- Requirement:
Across the data below, in how many lines does the word "heading" appear? Give only the number.

Data extracted from a collection:
────────────────────────────────────────
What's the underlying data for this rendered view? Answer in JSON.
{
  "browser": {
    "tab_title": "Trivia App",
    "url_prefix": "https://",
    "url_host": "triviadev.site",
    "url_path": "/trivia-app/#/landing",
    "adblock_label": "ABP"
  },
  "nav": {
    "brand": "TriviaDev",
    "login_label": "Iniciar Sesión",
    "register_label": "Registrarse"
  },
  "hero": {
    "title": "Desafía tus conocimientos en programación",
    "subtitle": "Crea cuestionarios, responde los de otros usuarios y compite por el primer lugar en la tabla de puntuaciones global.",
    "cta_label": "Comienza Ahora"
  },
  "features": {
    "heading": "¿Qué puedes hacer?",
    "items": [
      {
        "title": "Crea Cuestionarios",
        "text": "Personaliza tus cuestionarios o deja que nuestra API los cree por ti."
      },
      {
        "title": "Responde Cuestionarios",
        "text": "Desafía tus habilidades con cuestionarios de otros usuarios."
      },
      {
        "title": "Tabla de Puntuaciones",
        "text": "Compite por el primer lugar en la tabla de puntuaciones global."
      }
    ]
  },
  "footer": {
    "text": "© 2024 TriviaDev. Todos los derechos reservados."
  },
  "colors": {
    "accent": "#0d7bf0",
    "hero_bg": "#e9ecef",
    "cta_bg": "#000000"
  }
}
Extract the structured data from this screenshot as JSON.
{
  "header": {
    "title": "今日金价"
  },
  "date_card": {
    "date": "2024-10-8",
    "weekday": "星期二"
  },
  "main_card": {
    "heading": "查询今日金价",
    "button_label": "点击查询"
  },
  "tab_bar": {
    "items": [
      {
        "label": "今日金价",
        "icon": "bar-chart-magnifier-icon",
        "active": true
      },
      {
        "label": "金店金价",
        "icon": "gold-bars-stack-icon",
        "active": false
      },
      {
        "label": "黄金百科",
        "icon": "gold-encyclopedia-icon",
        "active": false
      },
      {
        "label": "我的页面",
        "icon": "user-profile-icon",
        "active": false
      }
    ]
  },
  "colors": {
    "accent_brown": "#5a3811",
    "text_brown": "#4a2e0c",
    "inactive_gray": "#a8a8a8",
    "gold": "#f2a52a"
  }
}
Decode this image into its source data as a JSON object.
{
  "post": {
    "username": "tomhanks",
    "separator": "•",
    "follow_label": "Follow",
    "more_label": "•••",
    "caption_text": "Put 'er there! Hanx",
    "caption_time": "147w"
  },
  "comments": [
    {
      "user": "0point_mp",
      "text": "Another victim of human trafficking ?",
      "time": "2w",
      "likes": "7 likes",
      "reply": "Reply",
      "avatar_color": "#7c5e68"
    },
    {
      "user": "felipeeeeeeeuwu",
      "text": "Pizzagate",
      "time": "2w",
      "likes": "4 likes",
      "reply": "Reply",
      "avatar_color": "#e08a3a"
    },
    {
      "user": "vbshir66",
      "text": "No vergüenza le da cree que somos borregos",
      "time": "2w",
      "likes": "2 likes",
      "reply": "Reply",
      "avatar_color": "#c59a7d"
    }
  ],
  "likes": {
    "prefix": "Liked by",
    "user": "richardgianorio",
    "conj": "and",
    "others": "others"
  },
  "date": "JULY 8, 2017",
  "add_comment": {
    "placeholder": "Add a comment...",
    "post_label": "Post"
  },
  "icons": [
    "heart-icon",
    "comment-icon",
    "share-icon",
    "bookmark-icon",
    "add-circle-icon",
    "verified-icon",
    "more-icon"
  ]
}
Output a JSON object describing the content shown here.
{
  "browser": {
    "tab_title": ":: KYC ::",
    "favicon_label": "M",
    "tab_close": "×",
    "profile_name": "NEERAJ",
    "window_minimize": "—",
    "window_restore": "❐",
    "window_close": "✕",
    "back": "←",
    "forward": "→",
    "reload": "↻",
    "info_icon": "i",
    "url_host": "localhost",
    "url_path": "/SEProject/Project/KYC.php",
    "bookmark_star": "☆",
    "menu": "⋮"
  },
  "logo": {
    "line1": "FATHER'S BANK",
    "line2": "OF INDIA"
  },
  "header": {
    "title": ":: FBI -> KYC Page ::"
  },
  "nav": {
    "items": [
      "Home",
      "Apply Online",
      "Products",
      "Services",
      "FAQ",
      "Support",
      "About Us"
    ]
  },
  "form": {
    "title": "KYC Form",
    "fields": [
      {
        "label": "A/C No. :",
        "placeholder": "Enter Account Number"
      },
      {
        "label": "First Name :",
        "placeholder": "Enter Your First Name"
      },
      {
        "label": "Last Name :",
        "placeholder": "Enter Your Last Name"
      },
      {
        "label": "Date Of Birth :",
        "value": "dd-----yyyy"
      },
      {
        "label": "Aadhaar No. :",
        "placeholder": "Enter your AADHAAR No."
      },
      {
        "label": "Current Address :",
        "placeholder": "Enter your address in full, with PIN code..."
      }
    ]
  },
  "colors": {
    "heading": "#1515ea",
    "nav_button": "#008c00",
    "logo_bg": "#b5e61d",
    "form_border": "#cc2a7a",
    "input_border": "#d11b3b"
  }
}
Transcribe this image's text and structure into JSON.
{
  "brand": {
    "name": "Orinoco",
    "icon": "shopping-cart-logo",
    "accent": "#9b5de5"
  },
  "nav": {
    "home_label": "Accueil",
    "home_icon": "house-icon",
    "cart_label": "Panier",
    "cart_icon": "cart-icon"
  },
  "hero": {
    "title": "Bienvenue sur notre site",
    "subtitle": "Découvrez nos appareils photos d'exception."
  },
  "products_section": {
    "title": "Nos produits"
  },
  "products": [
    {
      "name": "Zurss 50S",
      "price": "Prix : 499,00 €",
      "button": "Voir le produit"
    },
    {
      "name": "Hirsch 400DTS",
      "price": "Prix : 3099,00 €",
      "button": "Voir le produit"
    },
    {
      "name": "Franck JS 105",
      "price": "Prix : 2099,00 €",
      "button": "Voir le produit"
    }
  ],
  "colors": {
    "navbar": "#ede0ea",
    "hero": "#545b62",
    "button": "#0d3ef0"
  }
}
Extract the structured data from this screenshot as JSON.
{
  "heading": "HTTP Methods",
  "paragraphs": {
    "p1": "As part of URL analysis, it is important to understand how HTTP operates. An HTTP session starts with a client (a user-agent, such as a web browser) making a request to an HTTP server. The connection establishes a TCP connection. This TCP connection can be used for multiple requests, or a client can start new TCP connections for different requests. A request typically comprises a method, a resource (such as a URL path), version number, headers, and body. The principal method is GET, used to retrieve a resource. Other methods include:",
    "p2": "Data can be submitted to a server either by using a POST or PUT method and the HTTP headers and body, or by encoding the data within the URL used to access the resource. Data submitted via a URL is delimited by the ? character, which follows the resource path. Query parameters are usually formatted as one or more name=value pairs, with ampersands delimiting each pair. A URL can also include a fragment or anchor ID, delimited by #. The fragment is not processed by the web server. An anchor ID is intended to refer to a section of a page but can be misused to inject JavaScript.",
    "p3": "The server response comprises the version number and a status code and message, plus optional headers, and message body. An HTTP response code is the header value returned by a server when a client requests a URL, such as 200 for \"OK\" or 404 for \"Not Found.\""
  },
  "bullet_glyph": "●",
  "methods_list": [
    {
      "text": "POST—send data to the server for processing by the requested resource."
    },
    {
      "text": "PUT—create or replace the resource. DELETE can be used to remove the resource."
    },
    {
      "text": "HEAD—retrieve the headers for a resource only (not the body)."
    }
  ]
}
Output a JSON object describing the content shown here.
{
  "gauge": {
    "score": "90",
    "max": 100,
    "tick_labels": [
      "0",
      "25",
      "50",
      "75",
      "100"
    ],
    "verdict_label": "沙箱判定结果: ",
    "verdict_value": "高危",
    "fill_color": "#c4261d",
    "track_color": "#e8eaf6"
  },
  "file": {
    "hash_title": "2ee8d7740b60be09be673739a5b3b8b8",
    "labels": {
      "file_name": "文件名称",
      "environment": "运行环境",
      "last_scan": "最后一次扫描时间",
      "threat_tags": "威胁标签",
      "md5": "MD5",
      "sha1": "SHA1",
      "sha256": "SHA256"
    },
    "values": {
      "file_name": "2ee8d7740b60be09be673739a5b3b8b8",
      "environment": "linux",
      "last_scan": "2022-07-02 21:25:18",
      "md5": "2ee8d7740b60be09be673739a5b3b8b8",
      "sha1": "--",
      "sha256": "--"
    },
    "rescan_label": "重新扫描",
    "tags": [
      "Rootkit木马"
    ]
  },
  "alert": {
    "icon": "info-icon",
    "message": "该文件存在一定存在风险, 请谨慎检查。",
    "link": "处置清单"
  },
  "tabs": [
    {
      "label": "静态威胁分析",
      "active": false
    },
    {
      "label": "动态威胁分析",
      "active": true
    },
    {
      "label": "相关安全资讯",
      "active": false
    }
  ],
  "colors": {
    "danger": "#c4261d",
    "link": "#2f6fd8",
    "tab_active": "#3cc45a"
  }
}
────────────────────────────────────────
- Task output:
4